Andrea Fraser
Andrea Fraser video still from ‘Untitled, 2003’

Andrea Fraser gets to the heart of many artists’ objections to the market with Untitled, 2003 in which she offered a sexual encounter (with various specifications) at a fixed price through her gallery.  If selling one’s work amounts to prostitution, Fraser doesn’t offer a less compromised way to put food on the table, and one suspects she’s never been through the process of applying for tenure in an art department.

baldessari boring art
John Balsessari ‘I Will Make No More Boring Art’ (1971) lithograph

Target Practice; Painting Under Attack 1949-78 addresses an art form that might long have claimed, as did Mark Twain, that news of its death was an exaggeration. The attack on painting was carried out in a variety of media and the exhibition was flexible in the examples it chose (both in textual illustrations and for the exhibition), including Rauschenberg’s Erased de Kooning Drawing (1953), Shigeko Kubota’s performance, Vagina Painting (1965), Lygia Pape’s communal action, Divisor (1968), Bruce Nauman’s photographs, Art Make-Up (1967-68), Dan Flavin’s fluorescent light works, and Baldessari’s video, Six Colorful Inside Jobs (1977).

Fontana Concetto spaziale 1957 ink and pencil on paper on canvas MoMA
Lucio Fontana ‘Concetto Spaziale’ (1957) ink and pencil on paper on canvas, MoMA

The exhibition’s argument begins with extensive attention to Lucio Fontana, who punctured the canvas in the late 40s (ignoring the fact that Miro had done so more than twenty years earlier, although to little attention) and places a significant emphasis on the role and manipulation of the canvas in the history of attack it explores.  These attacks on the canvas include work by Alberto Burri, Howardena Pindell, Linda Benglis (knots), Piero Manzoni (bandaged-looking Achromes), Nikki de San Phalle (a photograph of her shooting at a painting with a .22 rifle is on the catalog’s cover), Shozo Shimamura and other Gutai artists, and Sam Gilliam, who hung stretcher-less swags of canvas.



Yves Klein creating FC1 19611
Yves Klein creating ‘FC1’ with blow-torch, 1961

The exhibition was an occasion for the Seattle Art Museum to feature works in its collection, and combined with the practicalities of loans that may well have resulted in a narrower exhibition than the curator, Michael Darling, would have liked.

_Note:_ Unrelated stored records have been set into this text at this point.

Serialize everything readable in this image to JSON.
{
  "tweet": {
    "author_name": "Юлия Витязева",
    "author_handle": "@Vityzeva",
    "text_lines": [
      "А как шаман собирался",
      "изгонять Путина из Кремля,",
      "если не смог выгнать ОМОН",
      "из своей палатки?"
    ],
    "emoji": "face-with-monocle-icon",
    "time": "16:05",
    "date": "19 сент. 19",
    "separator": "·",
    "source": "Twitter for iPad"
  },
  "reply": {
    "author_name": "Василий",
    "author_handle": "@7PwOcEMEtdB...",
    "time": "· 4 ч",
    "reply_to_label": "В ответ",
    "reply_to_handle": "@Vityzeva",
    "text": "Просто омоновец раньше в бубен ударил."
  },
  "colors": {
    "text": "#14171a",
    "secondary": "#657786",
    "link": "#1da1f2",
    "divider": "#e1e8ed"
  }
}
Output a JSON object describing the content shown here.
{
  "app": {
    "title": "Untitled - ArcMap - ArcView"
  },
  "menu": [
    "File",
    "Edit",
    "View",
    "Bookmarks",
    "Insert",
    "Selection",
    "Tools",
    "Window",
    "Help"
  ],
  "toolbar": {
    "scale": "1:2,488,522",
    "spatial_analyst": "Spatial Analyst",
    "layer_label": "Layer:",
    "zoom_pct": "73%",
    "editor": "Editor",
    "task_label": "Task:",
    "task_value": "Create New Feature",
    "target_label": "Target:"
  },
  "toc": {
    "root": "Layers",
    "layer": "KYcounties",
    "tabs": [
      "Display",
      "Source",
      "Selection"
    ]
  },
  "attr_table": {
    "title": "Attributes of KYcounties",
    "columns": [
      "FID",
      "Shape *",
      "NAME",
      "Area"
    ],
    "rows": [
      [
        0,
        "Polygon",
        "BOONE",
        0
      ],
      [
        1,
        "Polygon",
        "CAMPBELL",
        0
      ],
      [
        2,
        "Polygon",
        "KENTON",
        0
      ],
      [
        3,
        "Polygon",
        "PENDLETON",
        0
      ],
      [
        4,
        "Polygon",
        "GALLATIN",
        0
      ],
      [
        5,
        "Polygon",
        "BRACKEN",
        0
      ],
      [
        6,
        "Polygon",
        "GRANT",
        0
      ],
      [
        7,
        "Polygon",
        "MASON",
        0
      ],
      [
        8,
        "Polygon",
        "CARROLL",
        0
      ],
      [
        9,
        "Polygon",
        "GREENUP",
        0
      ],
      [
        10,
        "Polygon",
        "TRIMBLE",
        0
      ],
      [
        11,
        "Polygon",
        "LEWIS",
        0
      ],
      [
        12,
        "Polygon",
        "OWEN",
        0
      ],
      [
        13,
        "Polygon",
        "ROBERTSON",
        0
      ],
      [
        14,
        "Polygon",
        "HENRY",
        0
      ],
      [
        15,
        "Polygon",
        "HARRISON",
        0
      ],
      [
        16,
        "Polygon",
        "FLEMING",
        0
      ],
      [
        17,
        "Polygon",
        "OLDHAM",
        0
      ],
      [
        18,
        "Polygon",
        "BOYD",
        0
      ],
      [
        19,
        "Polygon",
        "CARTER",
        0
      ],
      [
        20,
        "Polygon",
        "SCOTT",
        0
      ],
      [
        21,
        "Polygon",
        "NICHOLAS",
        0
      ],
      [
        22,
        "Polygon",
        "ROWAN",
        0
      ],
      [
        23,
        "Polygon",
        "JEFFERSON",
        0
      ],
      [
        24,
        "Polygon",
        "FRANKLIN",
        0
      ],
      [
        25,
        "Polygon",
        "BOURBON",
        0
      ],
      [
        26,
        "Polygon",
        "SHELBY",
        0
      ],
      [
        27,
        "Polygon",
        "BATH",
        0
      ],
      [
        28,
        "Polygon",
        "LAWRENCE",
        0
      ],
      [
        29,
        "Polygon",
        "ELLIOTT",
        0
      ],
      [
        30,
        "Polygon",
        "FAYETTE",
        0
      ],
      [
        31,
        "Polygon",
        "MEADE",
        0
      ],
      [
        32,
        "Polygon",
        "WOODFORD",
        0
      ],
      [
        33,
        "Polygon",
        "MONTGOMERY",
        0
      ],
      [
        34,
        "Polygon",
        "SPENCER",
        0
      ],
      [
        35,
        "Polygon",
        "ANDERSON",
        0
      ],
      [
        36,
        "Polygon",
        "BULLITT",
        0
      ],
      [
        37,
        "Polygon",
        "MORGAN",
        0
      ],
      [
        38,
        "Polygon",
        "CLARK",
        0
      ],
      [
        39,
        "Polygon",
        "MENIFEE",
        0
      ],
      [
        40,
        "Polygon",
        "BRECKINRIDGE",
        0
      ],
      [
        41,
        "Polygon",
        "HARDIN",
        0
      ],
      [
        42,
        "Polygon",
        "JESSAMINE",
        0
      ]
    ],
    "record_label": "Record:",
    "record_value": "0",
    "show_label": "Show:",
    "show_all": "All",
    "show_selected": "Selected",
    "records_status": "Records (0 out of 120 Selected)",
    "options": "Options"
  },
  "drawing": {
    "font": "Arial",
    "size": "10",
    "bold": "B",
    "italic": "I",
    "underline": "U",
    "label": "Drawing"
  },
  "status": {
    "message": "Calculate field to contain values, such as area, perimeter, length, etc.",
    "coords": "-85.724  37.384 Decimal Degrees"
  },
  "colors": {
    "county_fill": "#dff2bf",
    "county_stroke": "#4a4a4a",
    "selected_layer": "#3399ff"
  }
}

Even so, some omissions are particularly surprising, and the range of his essay might certainly have been expanded. The perfunctory attention given Yves Klein is baffling, as is the omission of Warhol’s use of screen-printing as painting (although one of his small group of piss paintings is included).  Darling ignores the racial politics that likely figured in the attack on painting’s status quo by Sam Gilliam and Al Loving, as well as the use of humor as intellectual attack by Robert Colescott. And he left the feminist critique particularly under-explored; works such as Carolee Schneemann’s Eye Body (1963), Eleanor Antin’s Representational Painting (1971), Anna Mendiata’s Body Tracks (1982) and Janine Antoni’s Loving Care (1992) would seem tailor-made for Darling’s subject.  But this is really the fun of reading such essays: responding to and arguing with them, and generally getting the intellectual juices flowing.

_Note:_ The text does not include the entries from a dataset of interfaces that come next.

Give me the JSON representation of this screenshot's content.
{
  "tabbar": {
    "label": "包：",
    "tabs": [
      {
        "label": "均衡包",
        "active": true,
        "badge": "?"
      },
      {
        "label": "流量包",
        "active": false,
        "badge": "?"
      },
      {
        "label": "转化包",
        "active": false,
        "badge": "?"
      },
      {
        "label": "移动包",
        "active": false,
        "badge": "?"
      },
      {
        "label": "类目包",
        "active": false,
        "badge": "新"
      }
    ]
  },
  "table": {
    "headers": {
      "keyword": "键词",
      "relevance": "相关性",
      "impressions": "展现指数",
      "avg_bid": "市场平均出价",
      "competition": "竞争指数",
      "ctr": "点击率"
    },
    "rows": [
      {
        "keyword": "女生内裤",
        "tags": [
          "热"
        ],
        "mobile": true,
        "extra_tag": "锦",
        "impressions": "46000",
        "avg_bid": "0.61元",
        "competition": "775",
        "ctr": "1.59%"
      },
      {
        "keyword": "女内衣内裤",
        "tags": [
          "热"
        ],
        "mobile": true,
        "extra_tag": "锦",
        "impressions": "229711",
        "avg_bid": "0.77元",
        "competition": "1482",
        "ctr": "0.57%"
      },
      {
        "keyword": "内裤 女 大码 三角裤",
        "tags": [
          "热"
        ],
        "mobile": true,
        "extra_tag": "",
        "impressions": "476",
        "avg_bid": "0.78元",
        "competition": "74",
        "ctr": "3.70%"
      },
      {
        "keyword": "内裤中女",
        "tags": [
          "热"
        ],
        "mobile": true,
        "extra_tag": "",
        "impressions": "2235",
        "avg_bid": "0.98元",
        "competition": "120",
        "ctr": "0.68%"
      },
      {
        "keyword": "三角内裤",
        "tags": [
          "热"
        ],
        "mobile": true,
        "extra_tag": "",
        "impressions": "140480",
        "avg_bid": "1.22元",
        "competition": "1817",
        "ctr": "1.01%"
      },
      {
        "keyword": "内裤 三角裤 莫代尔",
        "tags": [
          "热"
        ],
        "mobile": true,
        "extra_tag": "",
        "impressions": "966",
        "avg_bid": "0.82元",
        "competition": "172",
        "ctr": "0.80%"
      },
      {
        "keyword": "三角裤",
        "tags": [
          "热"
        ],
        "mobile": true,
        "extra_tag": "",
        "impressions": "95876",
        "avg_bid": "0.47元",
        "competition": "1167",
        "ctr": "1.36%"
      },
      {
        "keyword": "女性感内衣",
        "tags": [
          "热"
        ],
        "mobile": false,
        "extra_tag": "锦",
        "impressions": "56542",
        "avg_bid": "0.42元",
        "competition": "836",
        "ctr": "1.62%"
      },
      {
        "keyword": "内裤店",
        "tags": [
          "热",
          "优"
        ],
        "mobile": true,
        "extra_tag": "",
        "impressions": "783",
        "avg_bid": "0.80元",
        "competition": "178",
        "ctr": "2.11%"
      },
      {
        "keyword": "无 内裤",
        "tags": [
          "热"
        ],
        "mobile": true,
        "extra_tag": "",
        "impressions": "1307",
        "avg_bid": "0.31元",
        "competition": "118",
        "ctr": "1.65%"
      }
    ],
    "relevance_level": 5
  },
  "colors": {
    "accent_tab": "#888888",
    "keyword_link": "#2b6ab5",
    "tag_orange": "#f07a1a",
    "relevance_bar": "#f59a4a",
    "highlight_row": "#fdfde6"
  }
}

Carolee Schneemann ‘Eye Body’ (1963)

Both catalogs would have been more useful with indices, and the Seattle catalog suffers from a particularly silly design decision to limit captions to alternate double-page spreads, so the reader must flip back and forth to identify the images, and to no obvious benefit. But both contribute to evergreen subjects and make for enlightening and entertaining reading.

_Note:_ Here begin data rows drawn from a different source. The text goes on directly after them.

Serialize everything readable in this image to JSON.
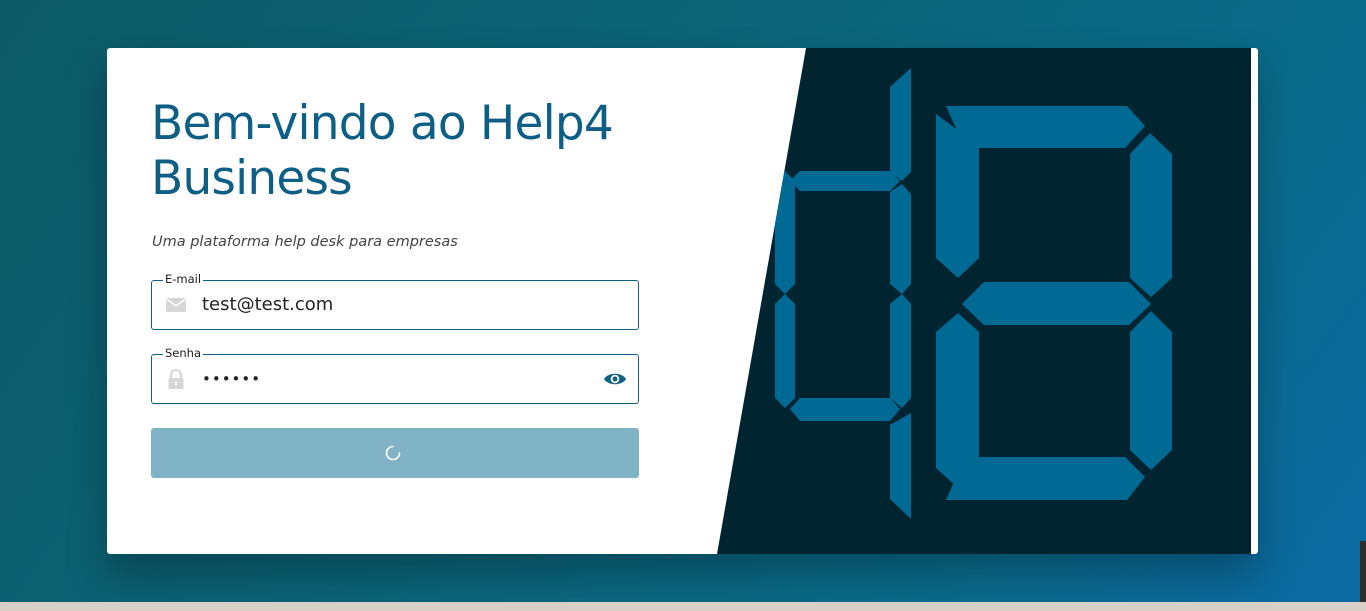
{
  "login": {
    "title": "Bem-vindo ao Help4 Business",
    "subtitle": "Uma plataforma help desk para empresas",
    "email": {
      "label": "E-mail",
      "value": "test@test.com",
      "icon": "mail-icon"
    },
    "password": {
      "label": "Senha",
      "value": "••••••",
      "icon": "lock-icon",
      "toggle_icon": "eye-icon"
    },
    "submit": {
      "state": "loading",
      "icon": "spinner-icon"
    }
  },
  "brand": {
    "graphic": "seven-segment-4B-logo"
  },
  "colors": {
    "primary": "#0e5f86",
    "panel_dark": "#012431",
    "segment": "#006a95",
    "button_disabled": "#80b3c6",
    "background": "#0b6478"
  }
}
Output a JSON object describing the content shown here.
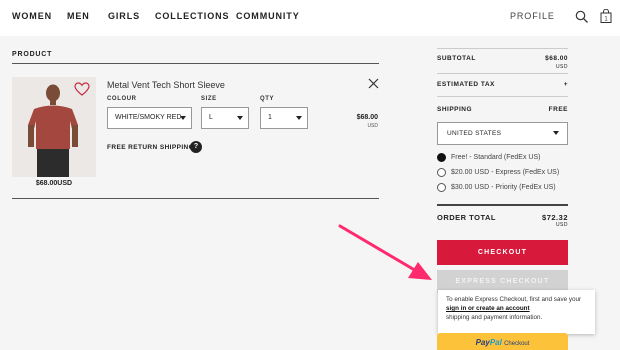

Mendietta Body Tracks
Anna Mendiata ‘Body Tracks’ performance(1982)